Before leaving the eastern Congo to set up an American Cultural Center in Coquilhatville deep in the jungles of the northwest, Fred Hunter wanted very much to take a look at animals north of Bukavu. With the American Consul’s encouragement, he hatched a plot.
Doubtful that I would ever return to the Rift Valley, Bukavu’s American Consul had an idea. He and his family were taking a weekend trip to Usumbura (now Bujumbura), the capital of neighboring Burundi. They would be gone three days. Charley, the Consulate’s communications man, in whose apartment I lived, would have few duties that weekend.
“Charley needs to get out of town,” the Consul said. Charley had been seeing Chantal, a blonde twenty-one-year-old Belgian girl whose mother, a weaver of spider webs, was trying to find her a husband. The relationship had become passionate – and therefore possibly dangerous for our young American. “Why don’t you take the film truck to Goma?” the Consul suggested with a grin. “I’d like to know how that road is, but I sure don’t want to test it myself.”
Goma lay at the north end of Lake Kivu. From there we could dash up to Parc National Albert, the Congo’s premier game reserve, teeming with wildlife: elephants, hippos, lions. Few tourists had visited the park since independence. “You’d have the place to yourselves,” the Consul said.
That night I found Charley in the Bodega restaurant, sitting alone at a table. He was deeply pissed off. Chantal, who was supposed to meet him, had stood him up. Since he was on his third beer, drowsiness had begun to dissipate his anger.
“Maybe it’s for the best,” I suggested when he told me what was wrong. “Easier to escape the spider’s web.”
“I’m not in any spider’s web,” Charley said. “And I won’t be any time soon. That bitch.”
“Why don’t we go up to Goma this weekend?” I suggested. I laid out the plan for him.
“Bitch,” Charley grumbled. It was all he said. We ordered dinner.

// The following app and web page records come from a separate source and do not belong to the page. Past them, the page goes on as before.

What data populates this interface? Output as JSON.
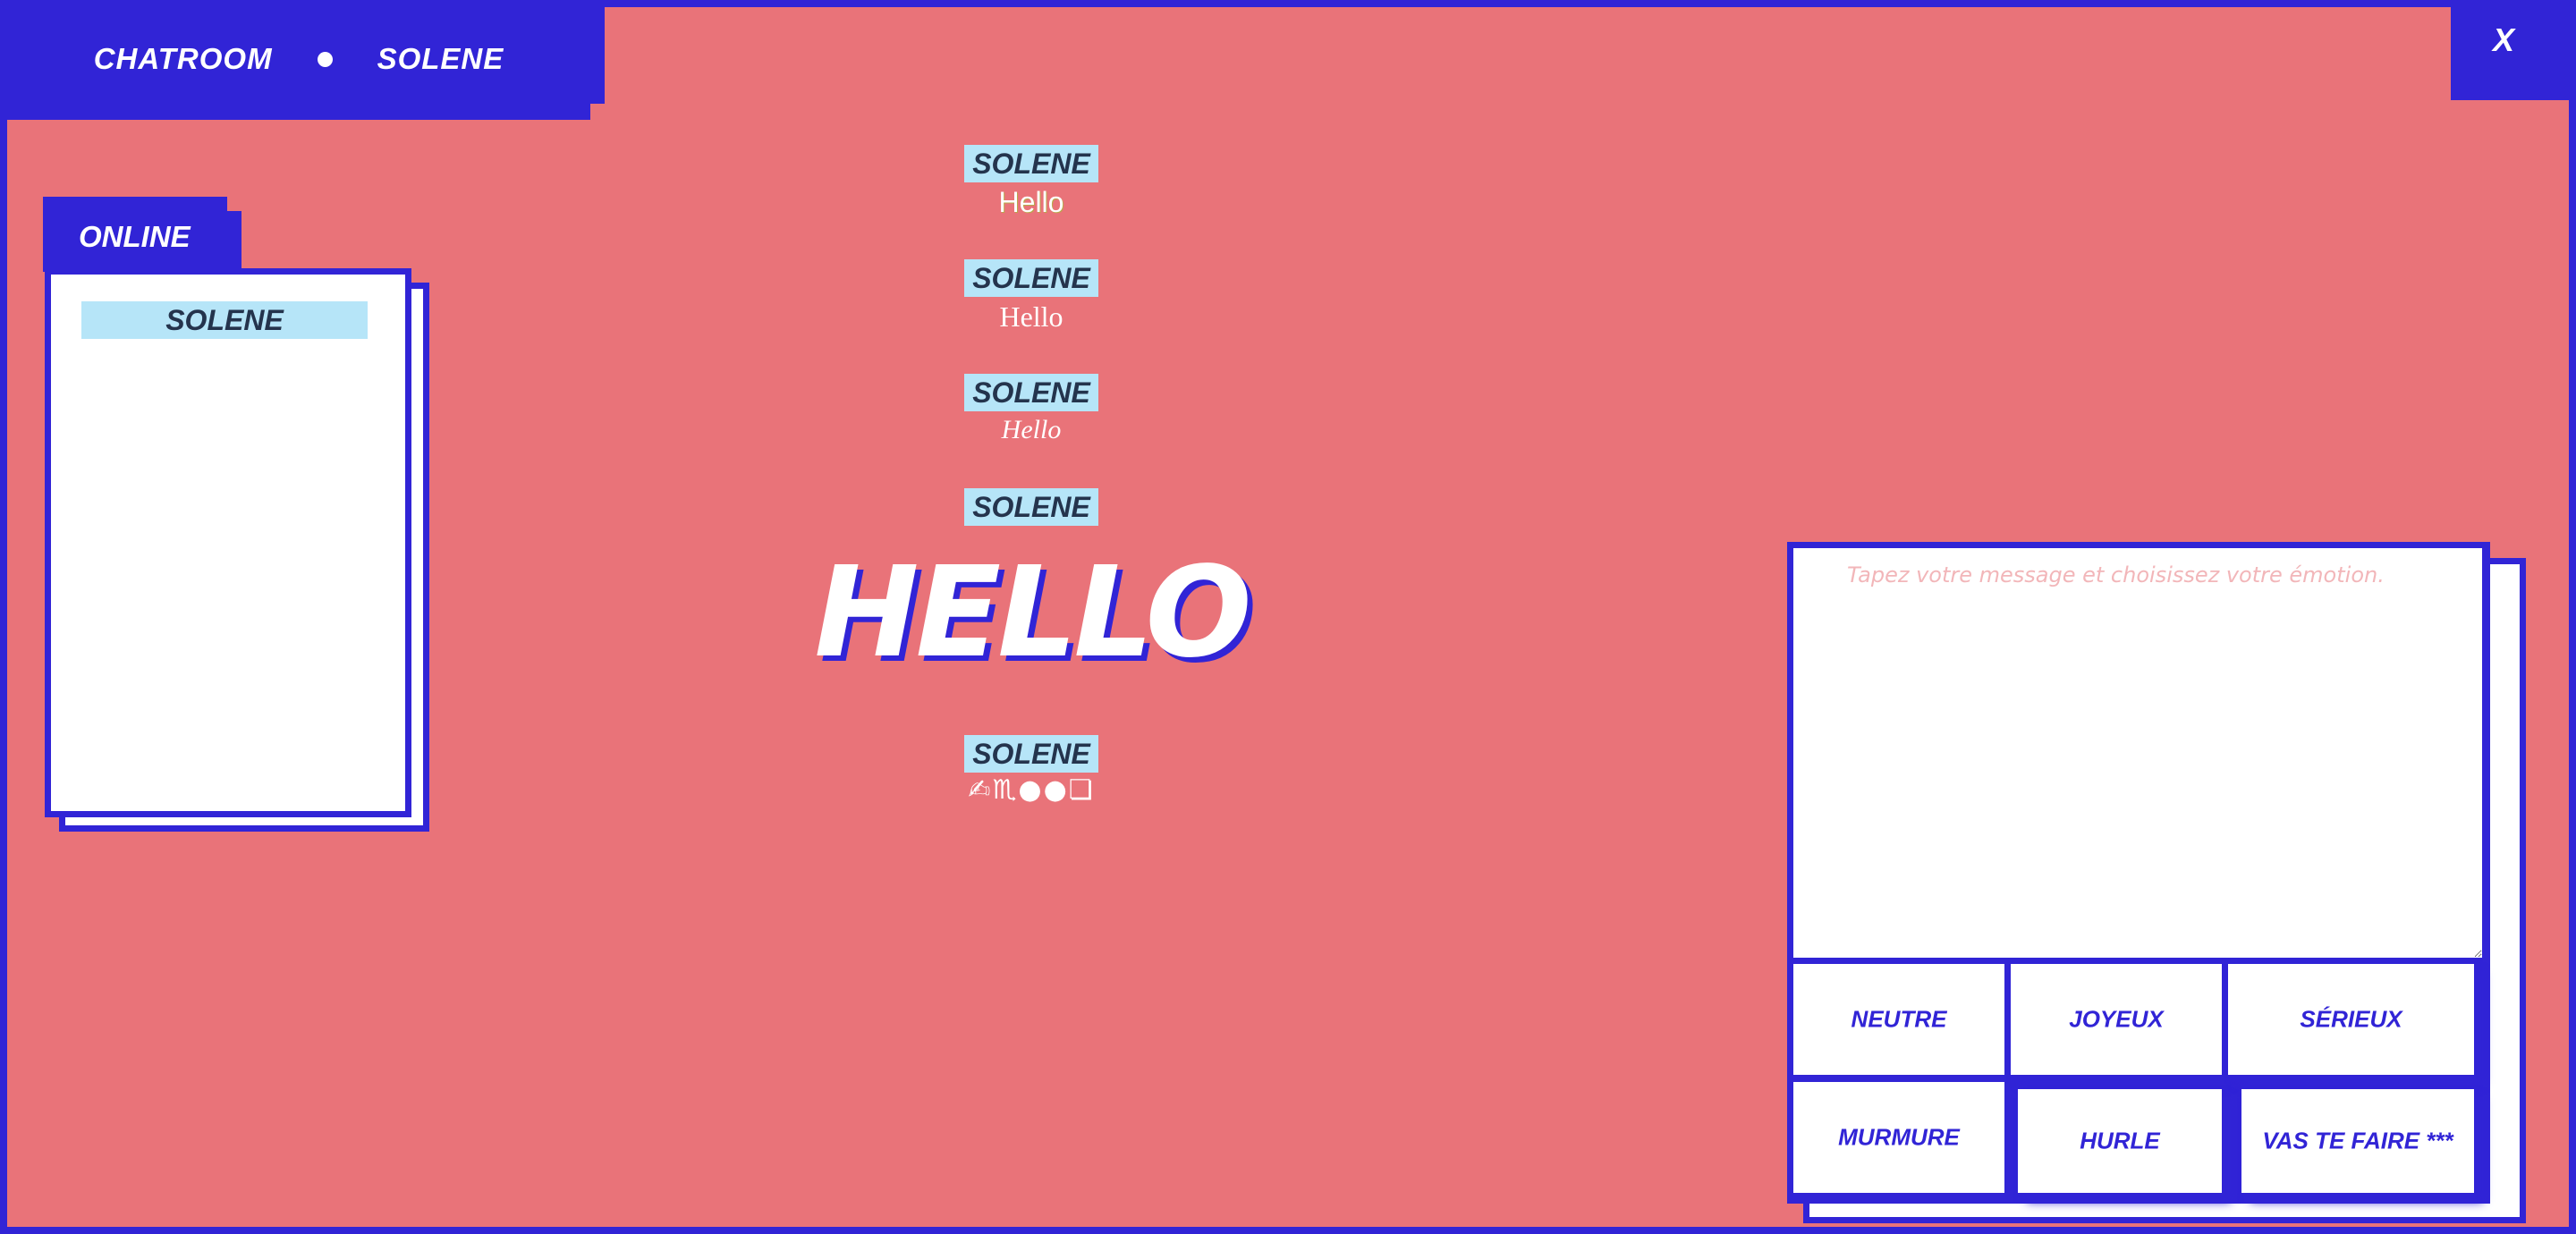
{
  "header": {
    "app_label": "CHATROOM",
    "user_label": "SOLENE",
    "close_label": "X"
  },
  "online": {
    "title": "ONLINE",
    "users": [
      "SOLENE"
    ]
  },
  "messages": [
    {
      "author": "SOLENE",
      "text": "Hello",
      "emotion": "neutre"
    },
    {
      "author": "SOLENE",
      "text": "Hello",
      "emotion": "joyeux"
    },
    {
      "author": "SOLENE",
      "text": "Hello",
      "emotion": "sérieux"
    },
    {
      "author": "SOLENE",
      "text": "HELLO",
      "emotion": "hurle"
    },
    {
      "author": "SOLENE",
      "text": "✍♏●●❏",
      "emotion": "vas te faire"
    }
  ],
  "compose": {
    "placeholder": "Tapez votre message et choisissez votre émotion."
  },
  "emotions": {
    "neutre": "NEUTRE",
    "joyeux": "JOYEUX",
    "serieux": "SÉRIEUX",
    "murmure": "MURMURE",
    "hurle": "HURLE",
    "vas_te_faire": "VAS TE FAIRE ***"
  },
  "colors": {
    "frame": "#3124d6",
    "background": "#e97379",
    "name_badge": "#b6e5f8",
    "name_text": "#24344d",
    "panel": "#ffffff"
  }
}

Soon Chantal entered the Bodega. She joined us without being invited and sat beside Charley. “I’m mad at you,” he snarled. The beer-induced drowsiness had disappeared.

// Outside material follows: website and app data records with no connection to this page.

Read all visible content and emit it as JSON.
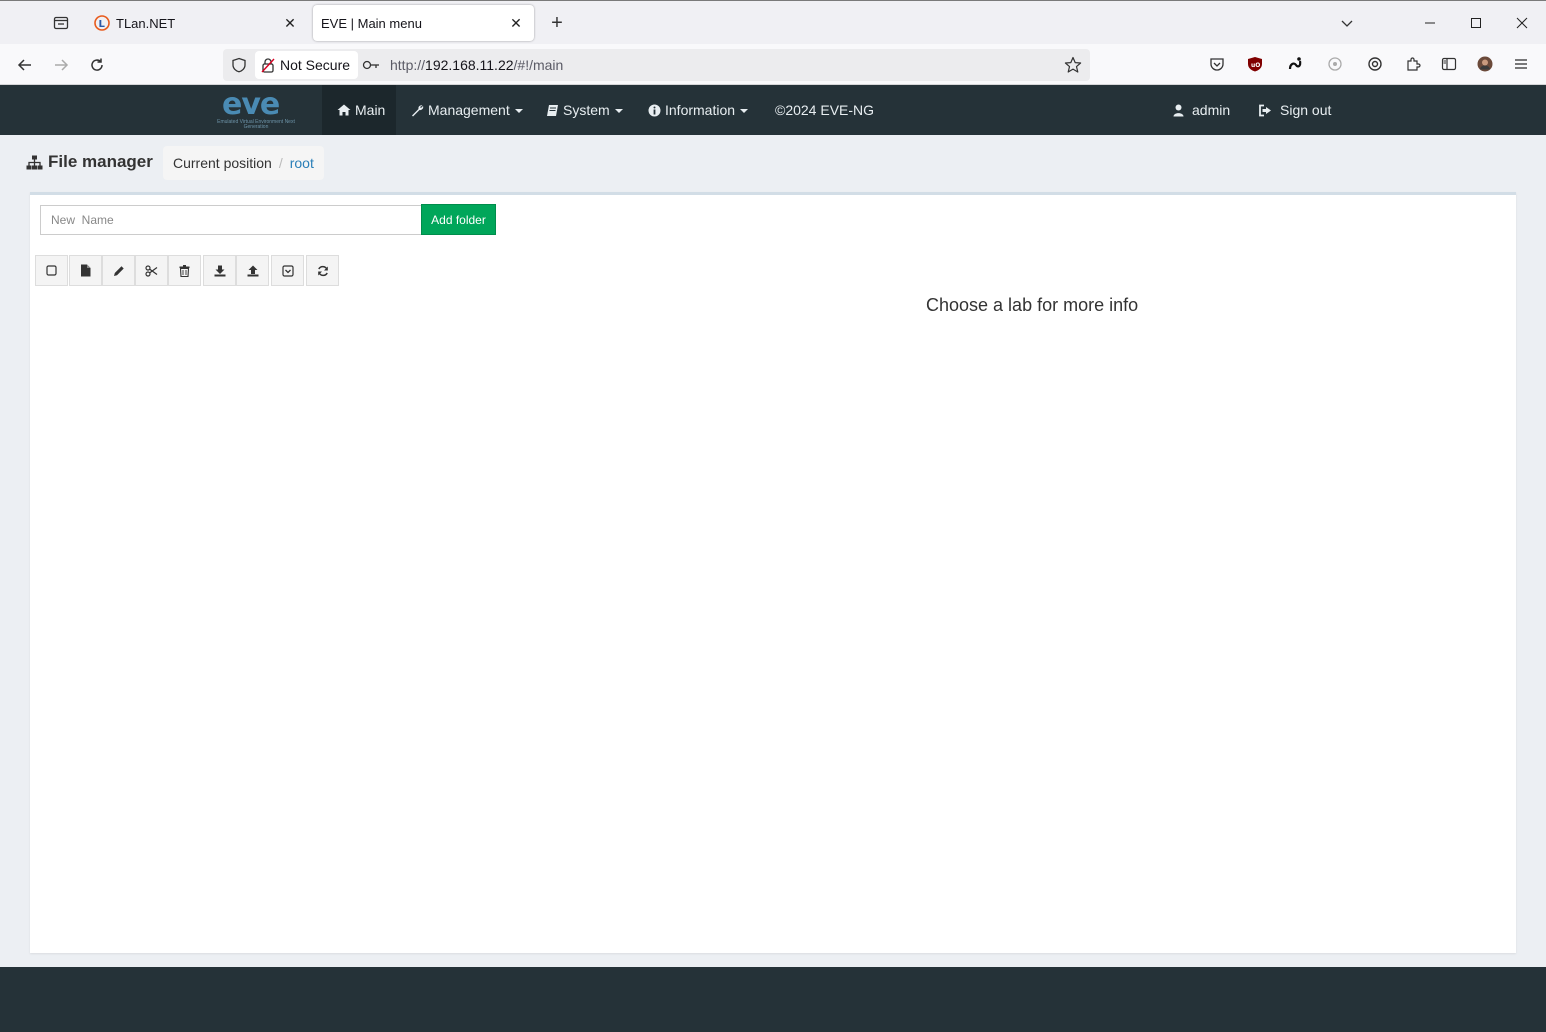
{
  "browser": {
    "tabs": [
      {
        "title": "TLan.NET",
        "favicon": "tlan-icon",
        "active": false
      },
      {
        "title": "EVE | Main menu",
        "favicon": "",
        "active": true
      }
    ],
    "address": {
      "security_label": "Not Secure",
      "url_prefix": "http://",
      "url_host": "192.168.11.22",
      "url_path": "/#!/main"
    }
  },
  "app": {
    "logo_text": "eve",
    "logo_subtext": "Emulated Virtual Environment Next Generation",
    "nav": {
      "main": "Main",
      "management": "Management",
      "system": "System",
      "information": "Information",
      "copyright": "©2024 EVE-NG",
      "user": "admin",
      "sign_out": "Sign out"
    },
    "file_manager": {
      "title": "File manager",
      "breadcrumb_label": "Current position",
      "breadcrumb_current": "root",
      "new_name_placeholder": "New  Name",
      "add_folder_label": "Add folder",
      "toolbar_icons": [
        "select-all-icon",
        "new-file-icon",
        "edit-icon",
        "cut-icon",
        "delete-icon",
        "import-icon",
        "export-icon",
        "archive-icon",
        "refresh-icon"
      ]
    },
    "lab_info_text": "Choose a lab for more info"
  },
  "colors": {
    "app_nav_bg": "#253238",
    "add_folder_green": "#00a65a",
    "link_blue": "#2a7fb8",
    "content_bg": "#eceff3"
  }
}
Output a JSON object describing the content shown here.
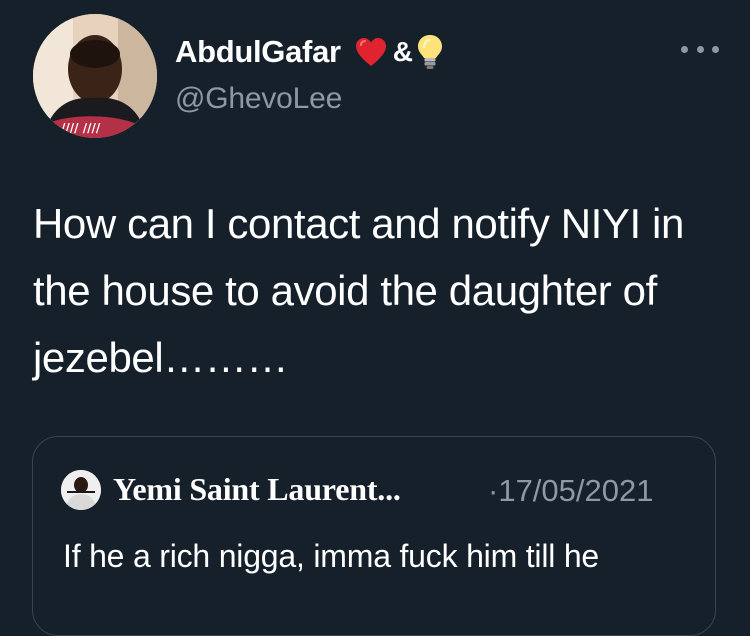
{
  "author": {
    "display_name": "AbdulGafar",
    "name_suffix": "&",
    "handle": "@GhevoLee",
    "emoji_icons": [
      "red-heart-icon",
      "light-bulb-icon"
    ]
  },
  "tweet": {
    "text": "How can I contact and notify NIYI in the house to avoid the daughter of jezebel………"
  },
  "quote": {
    "author_name": "Yemi Saint Laurent...",
    "date": "·17/05/2021",
    "text": "If he a rich nigga, imma fuck him till he"
  },
  "icons": {
    "more": "more-horizontal-icon"
  },
  "colors": {
    "background": "#15202b",
    "secondary_text": "#8b98a5",
    "border": "#38444d",
    "heart": "#e0242f"
  }
}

“I thought we were meeting at the Cercle Sportif,” Chantal pleaded. She rubbed her breast against his arm.
“Get lost,” Charley said. “I’ll see ya sometime.” Chantal brushed his hair away from his forehead and smiled. “Who brought you up here?” Charley asked. “Some guy?”

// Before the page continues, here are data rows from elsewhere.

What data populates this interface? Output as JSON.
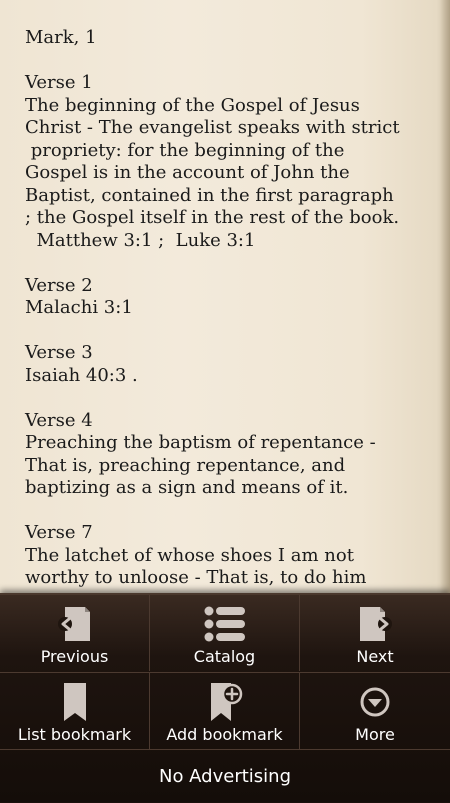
{
  "reader": {
    "chapter_title": "Mark, 1",
    "verses": [
      {
        "heading": "Verse 1",
        "lines": [
          "The beginning of the Gospel of Jesus",
          "Christ - The evangelist speaks with strict",
          " propriety: for the beginning of the",
          "Gospel is in the account of John the",
          "Baptist, contained in the first paragraph",
          "; the Gospel itself in the rest of the book.",
          "  Matthew 3:1 ;  Luke 3:1"
        ]
      },
      {
        "heading": "Verse 2",
        "lines": [
          "Malachi 3:1"
        ]
      },
      {
        "heading": "Verse 3",
        "lines": [
          "Isaiah 40:3 ."
        ]
      },
      {
        "heading": "Verse 4",
        "lines": [
          "Preaching the baptism of repentance -",
          "That is, preaching repentance, and",
          "baptizing as a sign and means of it."
        ]
      },
      {
        "heading": "Verse 7",
        "lines": [
          "The latchet of whose shoes I am not",
          "worthy to unloose - That is, to do him"
        ]
      }
    ]
  },
  "menu": {
    "previous": {
      "label": "Previous",
      "icon": "page-previous-icon"
    },
    "catalog": {
      "label": "Catalog",
      "icon": "list-icon"
    },
    "next": {
      "label": "Next",
      "icon": "page-next-icon"
    },
    "list_bookmark": {
      "label": "List bookmark",
      "icon": "bookmark-icon"
    },
    "add_bookmark": {
      "label": "Add bookmark",
      "icon": "bookmark-add-icon"
    },
    "more": {
      "label": "More",
      "icon": "chevron-down-circle-icon"
    },
    "no_ads": {
      "label": "No Advertising"
    }
  },
  "colors": {
    "paper": "#f1e8d8",
    "menu_bg": "#1c120d",
    "icon": "#cfc6c0",
    "text": "#1a1a1a"
  }
}
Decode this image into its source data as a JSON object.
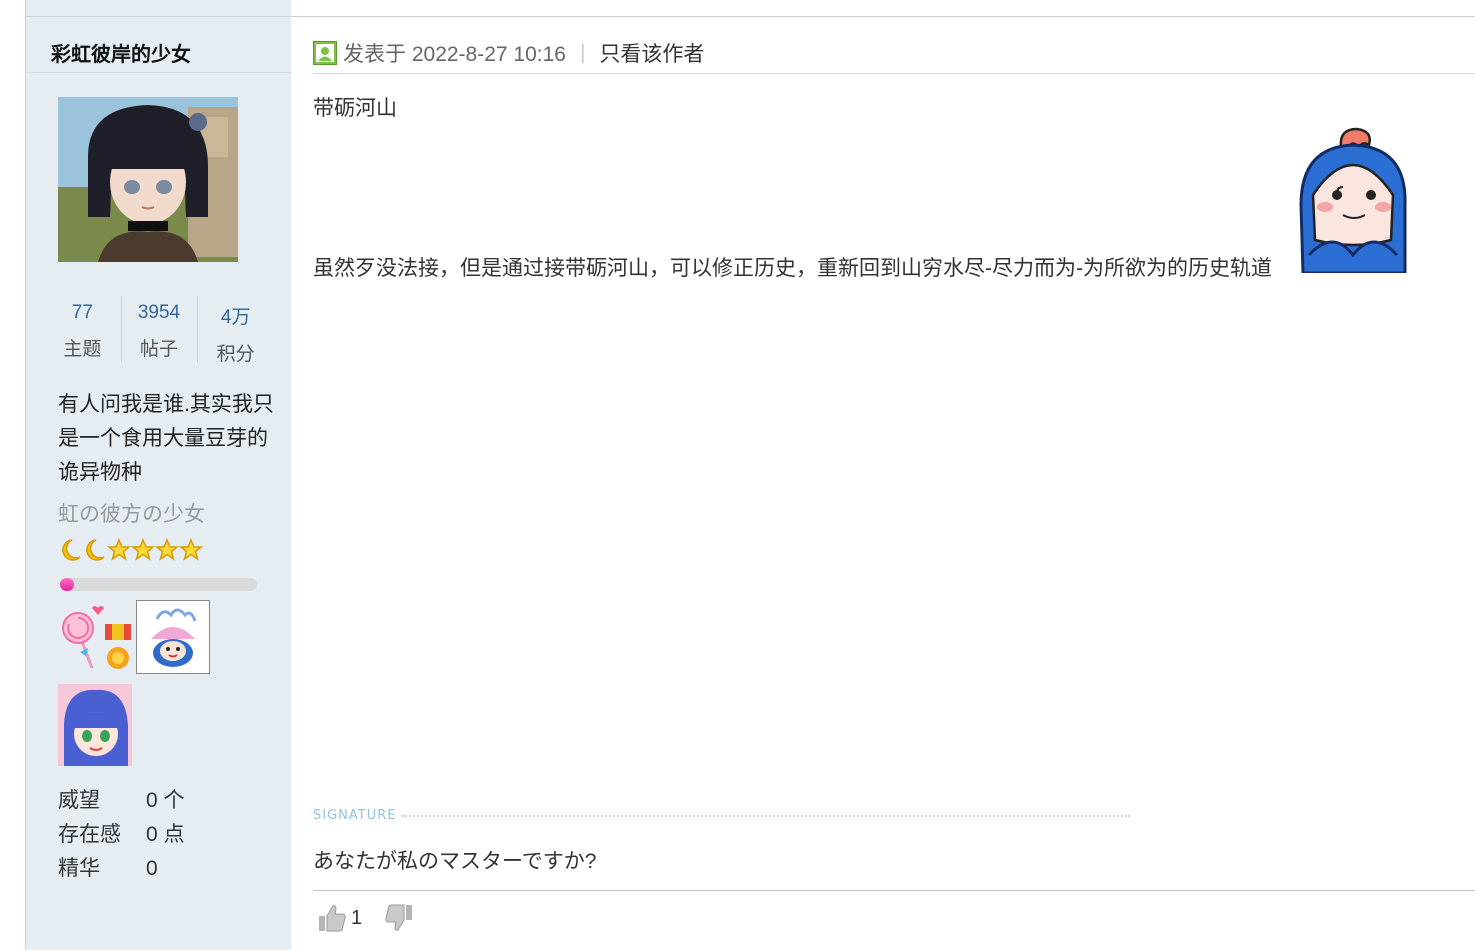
{
  "author": {
    "name": "彩虹彼岸的少女",
    "stats": [
      {
        "value": "77",
        "label": "主题"
      },
      {
        "value": "3954",
        "label": "帖子"
      },
      {
        "value": "4万",
        "label": "积分"
      }
    ],
    "bio": "有人问我是谁.其实我只是一个食用大量豆芽的诡异物种",
    "usergroup": "虹の彼方の少女",
    "level_progress": 0.07,
    "extcredits": [
      {
        "label": "威望",
        "value": "0 个"
      },
      {
        "label": "存在感",
        "value": "0 点"
      },
      {
        "label": "精华",
        "value": "0"
      }
    ]
  },
  "post": {
    "posted_label": "发表于 2022-8-27 10:16",
    "separator": "|",
    "only_author_label": "只看该作者",
    "title": "带砺河山",
    "body": "虽然歹没法接，但是通过接带砺河山，可以修正历史，重新回到山穷水尽-尽力而为-为所欲为的历史轨道",
    "signature_label": "SIGNATURE",
    "signature": "あなたが私のマスターですか?",
    "likes": "1"
  },
  "colors": {
    "sidebar_bg": "#e5edf2",
    "stat_value": "#336699",
    "progress_fill": "#e0249a"
  }
}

“Maman,” she said.
Then, as if on cue, Mme DeTree came into the restaurant to fetch Chantal. When she saw Charley, she mock-scolded him. “You Americans! You expect Chantal to hunt all over town for you?” Madame sashayed over and stood behind Charley, her hands on his shoulders. He was undeniably good-looking, black Irish, with the innocent American openness that baffled Europeans.
Mama DeTree possessed a roguish charm. She pretended to be an artist, while her husband, a bland bucket of incompetence, spent his time drinking at the sports club. In her studio she displayed nude studies of a succulent Chantal; any observant man knew what was on offer there. But was Mama DeTree consciously weaving a web? I doubted that. She was shrewd enough to see that even in the present uncertain times the blonde, buxom, compliant and rather pretty Chantal could do better than an American with that guilelessness Europeans mocked and distrusted. She just wanted her daughter to have some fun.
When our dinners arrived, Chantal nibbled off Charley’s plate. He fed her a bite or two with his fork. She smiled at him. He moved his jaw around, trying to suppress the answering smile that was on his lips. “I guess I’ve got to take you home, don’t I?” Charley said. He looked at me. “Can I borrow the film truck?”
Mama DeTree departed as I gave him the keys.
After a moment he told Chantal, “I can’t see you this weekend. We’re going to Goma.” He looked at me. “Paul has to go with us,” he said. “I’m not going on that road without Paul.”
Next post: The Congolese local employee Paul Wemboyendja is deeeelighted to take a trip to Goma (“Quelles filles!“) and Parc Albert.